WHAT TO PRODUCE → A single figure is expected: how many lines of the data that follows contain the word "name".

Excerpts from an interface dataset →
# # # #

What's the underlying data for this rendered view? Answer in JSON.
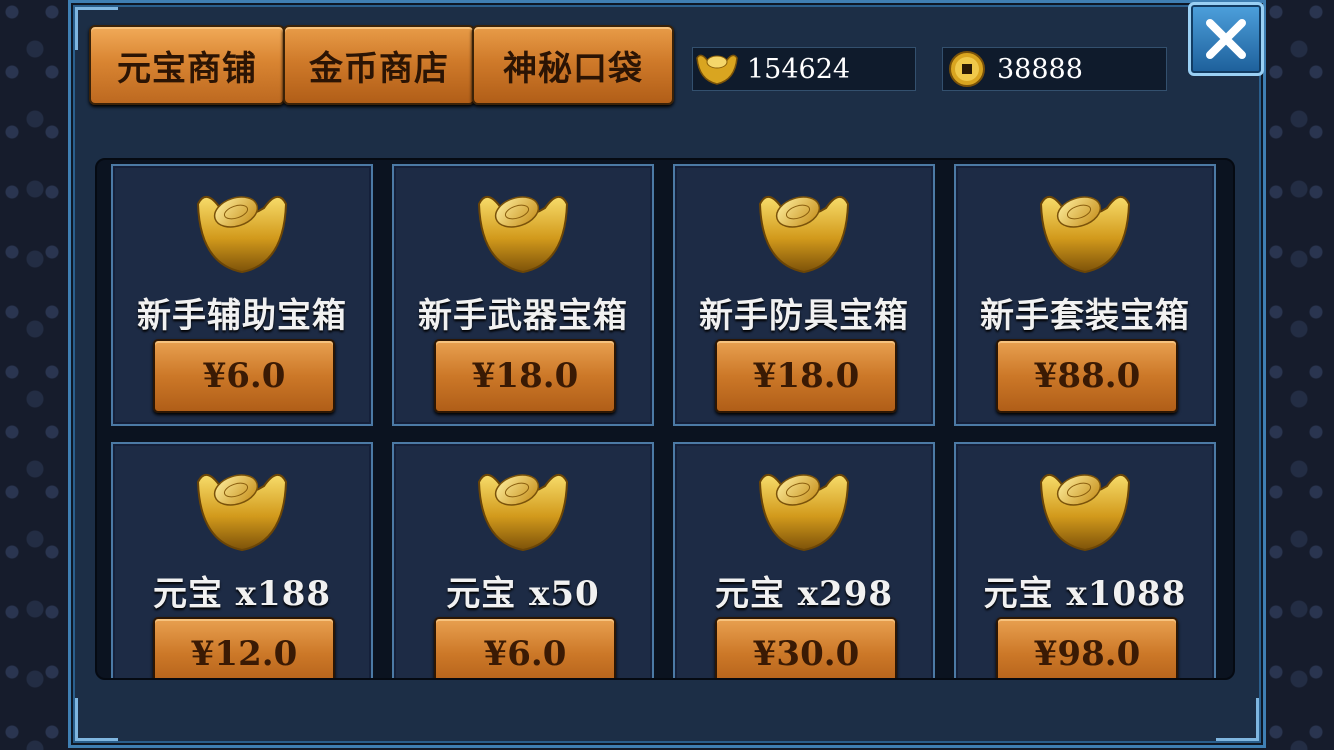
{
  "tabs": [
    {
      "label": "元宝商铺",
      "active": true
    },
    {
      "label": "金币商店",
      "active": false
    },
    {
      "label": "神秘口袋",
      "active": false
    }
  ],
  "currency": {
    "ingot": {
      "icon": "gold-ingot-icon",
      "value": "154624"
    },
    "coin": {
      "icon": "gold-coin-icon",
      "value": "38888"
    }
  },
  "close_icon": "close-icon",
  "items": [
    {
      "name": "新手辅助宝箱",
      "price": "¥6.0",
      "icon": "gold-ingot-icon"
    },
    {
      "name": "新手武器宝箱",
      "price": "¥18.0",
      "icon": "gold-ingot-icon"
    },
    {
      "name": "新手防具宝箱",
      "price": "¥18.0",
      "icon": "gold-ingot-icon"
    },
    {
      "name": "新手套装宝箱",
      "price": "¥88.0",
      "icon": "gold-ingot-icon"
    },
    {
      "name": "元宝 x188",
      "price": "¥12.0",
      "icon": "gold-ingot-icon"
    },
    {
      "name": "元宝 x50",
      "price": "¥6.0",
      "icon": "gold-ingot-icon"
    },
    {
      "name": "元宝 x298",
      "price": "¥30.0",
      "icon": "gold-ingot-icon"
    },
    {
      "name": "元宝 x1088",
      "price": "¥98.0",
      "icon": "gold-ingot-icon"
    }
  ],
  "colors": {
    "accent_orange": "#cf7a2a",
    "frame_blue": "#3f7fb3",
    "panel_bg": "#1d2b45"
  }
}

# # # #

REPLY TO THE EXERCISE → 8